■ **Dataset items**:

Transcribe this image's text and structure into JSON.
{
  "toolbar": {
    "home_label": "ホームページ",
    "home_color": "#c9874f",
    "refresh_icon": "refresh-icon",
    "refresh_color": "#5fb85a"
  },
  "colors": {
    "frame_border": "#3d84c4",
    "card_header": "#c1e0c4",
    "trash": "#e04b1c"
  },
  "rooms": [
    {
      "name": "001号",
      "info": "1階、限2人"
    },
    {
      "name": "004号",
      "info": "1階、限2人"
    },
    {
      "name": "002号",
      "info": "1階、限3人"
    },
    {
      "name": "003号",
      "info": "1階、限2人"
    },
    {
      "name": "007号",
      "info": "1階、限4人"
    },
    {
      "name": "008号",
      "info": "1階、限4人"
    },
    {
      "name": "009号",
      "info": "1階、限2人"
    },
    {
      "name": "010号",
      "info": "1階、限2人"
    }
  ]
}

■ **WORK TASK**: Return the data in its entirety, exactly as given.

■ **EXERCISE SOLUTION**:
Transcribe this image's text and structure into JSON.
{
  "toolbar": {
    "home_label": "ホームページ",
    "home_color": "#c9874f",
    "refresh_icon": "refresh-icon",
    "refresh_color": "#5fb85a"
  },
  "colors": {
    "frame_border": "#3d84c4",
    "card_header": "#c1e0c4",
    "trash": "#e04b1c"
  },
  "rooms": [
    {
      "name": "001号",
      "info": "1階、限2人"
    },
    {
      "name": "004号",
      "info": "1階、限2人"
    },
    {
      "name": "002号",
      "info": "1階、限3人"
    },
    {
      "name": "003号",
      "info": "1階、限2人"
    },
    {
      "name": "007号",
      "info": "1階、限4人"
    },
    {
      "name": "008号",
      "info": "1階、限4人"
    },
    {
      "name": "009号",
      "info": "1階、限2人"
    },
    {
      "name": "010号",
      "info": "1階、限2人"
    }
  ]
}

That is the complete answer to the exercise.